Then came the New Hampshire black metal band Vattnet Viskar, which conjured up the natural fury of a thunderstorm with precise and powerful riffs. Finally, the English experimental duo Demdike Stare sounded downright sinister with pulsing drones.
Chicago’s terrific HoZac Records brought its annual Blackout Fest to the Empty Bottle this past weekend, May 18-20, for three long nights filled with lots and lots of rock music — mostly garage rock, with a bit of punk, power pop and classic ’60s psychedelic music thrown in for good measure. Many, but not all, of the bands are on the HoZac label, and nearly all of them shared a similar spirit of banging out scrappy yet tuneful songs with enthusiasm.
This was the sort of festival where an audience member would boo (jokingly, I think) at the very sight of an acoustic guitar.

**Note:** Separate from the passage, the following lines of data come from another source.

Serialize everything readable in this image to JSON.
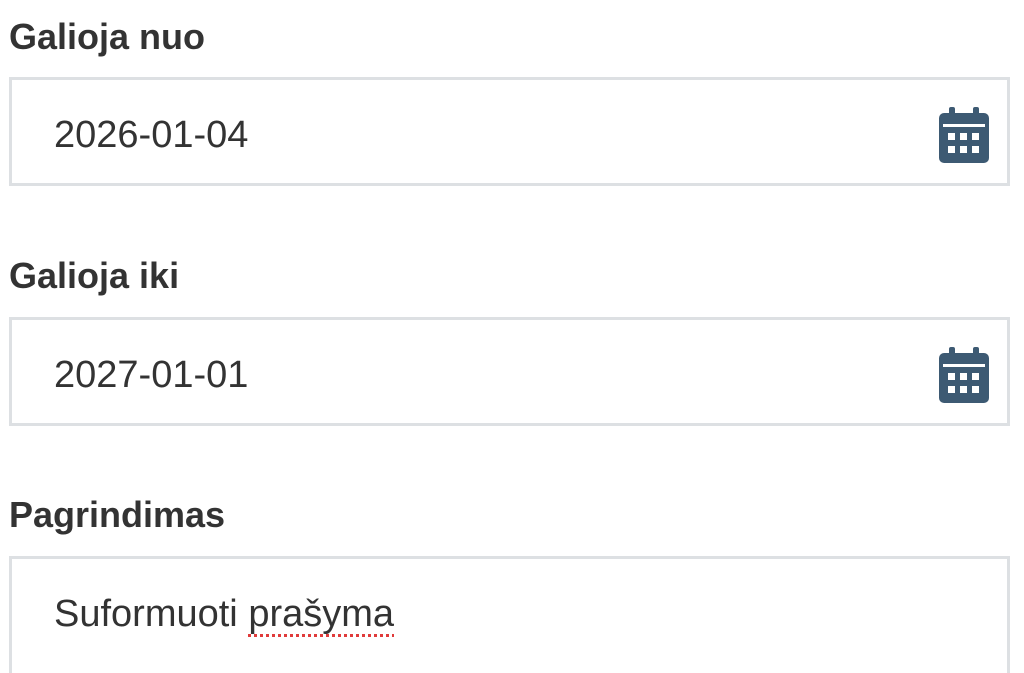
{
  "form": {
    "valid_from": {
      "label": "Galioja nuo",
      "value": "2026-01-04",
      "icon": "calendar-icon"
    },
    "valid_to": {
      "label": "Galioja iki",
      "value": "2027-01-01",
      "icon": "calendar-icon"
    },
    "reason": {
      "label": "Pagrindimas",
      "value_part1": "Suformuoti ",
      "value_part2": "prašyma"
    }
  },
  "colors": {
    "text": "#333333",
    "border": "#dde0e3",
    "icon": "#3d5a73",
    "spellcheck": "#e03b3b"
  }
}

That was during Friday’s set by Cozy, but haters of mellow music had nothing to worry about — the band strummed a few acoustic chords before jumping back into the rock. And while some of the musicians swaggered and flailed with punk attitude, many of them were more nonchalant in their stage manner. The Ketamines set the tone by dryly announcing: “We’re going to play 12 songs and then we’re going to stop.”
The festival’s two biggest names were Saturday headliners Redd Kross and Sunday’s closing act, Roky Erickson. Redd Kross is getting ready to release its first album in 15 years, Researching the Blues, which will come out Aug. 7 on Merge Records. Judging from the title song (download it here), Redd Kross’s new music sounds much like its old — power pop with a hard edge. Saturday’s set started off with a complete performance of the band’s 1981 album Born Innocent, which provided some raucous fun — although personally, I would have preferred to hear a full run-through of Redd Kross’ 1993 record Phaseshifter. The band did play some songs from that album later in its set, as well as a cover of the Runaways’ “Cherry Bomb.”
Erickson, the legendary former leader of the 13th Floor Elevators, has been back on the concert circuit for a few years now, recovering from a long absence due to legal problems and mental illness. Erickson seemed to be in a good place Sunday night, smiling as he sang and played guitar, backed by a strong and hard-rocking band. The audience in the sold-out venue sang along to many choruses and was rewarded at the end with the 13th Floor Elevators classic, “You’re Gonna Miss Me.”
There were many other fine performances throughout the weekend. My favorites included Barreracudas, who played head-bopping pop-punk; Far-Out Fangtooth, who delved more into dark psych sounds reminiscent of the Black Angels; Fungi Girls, who sound like the house band at some mysterious road house circa 1966; and Bare Mutants, who grooved to a Velvet Underground-style beat.